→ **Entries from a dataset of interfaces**
Segment Open

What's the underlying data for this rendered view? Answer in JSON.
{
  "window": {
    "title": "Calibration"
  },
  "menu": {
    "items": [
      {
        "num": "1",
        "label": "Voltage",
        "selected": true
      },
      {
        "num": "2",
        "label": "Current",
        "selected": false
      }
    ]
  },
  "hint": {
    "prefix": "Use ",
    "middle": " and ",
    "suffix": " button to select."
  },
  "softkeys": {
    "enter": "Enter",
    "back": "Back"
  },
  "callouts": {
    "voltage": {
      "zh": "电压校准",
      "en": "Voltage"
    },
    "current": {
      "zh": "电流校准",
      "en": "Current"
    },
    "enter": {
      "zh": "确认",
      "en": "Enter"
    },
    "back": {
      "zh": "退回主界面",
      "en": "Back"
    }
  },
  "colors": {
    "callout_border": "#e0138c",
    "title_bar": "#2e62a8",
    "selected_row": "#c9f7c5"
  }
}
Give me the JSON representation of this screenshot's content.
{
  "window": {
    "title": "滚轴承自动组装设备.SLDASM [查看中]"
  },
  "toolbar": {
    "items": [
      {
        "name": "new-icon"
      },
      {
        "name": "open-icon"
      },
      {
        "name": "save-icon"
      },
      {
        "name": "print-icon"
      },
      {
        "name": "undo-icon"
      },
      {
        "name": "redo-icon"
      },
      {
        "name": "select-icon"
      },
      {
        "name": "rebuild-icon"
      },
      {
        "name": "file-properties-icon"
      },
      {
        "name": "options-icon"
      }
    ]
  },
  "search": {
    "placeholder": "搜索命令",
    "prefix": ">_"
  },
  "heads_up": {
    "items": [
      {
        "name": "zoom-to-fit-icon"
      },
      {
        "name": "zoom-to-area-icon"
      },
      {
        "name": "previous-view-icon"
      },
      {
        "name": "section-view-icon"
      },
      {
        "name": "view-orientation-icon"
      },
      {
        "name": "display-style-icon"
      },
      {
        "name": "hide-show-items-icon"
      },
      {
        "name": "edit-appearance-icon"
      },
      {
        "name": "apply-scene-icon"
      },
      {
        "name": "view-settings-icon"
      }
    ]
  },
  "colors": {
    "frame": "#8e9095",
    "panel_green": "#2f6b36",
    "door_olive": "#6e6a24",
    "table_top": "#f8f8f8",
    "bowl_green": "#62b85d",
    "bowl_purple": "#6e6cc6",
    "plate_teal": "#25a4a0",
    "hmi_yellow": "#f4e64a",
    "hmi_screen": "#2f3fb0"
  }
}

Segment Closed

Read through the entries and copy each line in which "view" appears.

What's the underlying data for this rendered view? Answer in JSON.
        "name": "previous-view-icon"
        "name": "section-view-icon"
        "name": "view-orientation-icon"
        "name": "view-settings-icon"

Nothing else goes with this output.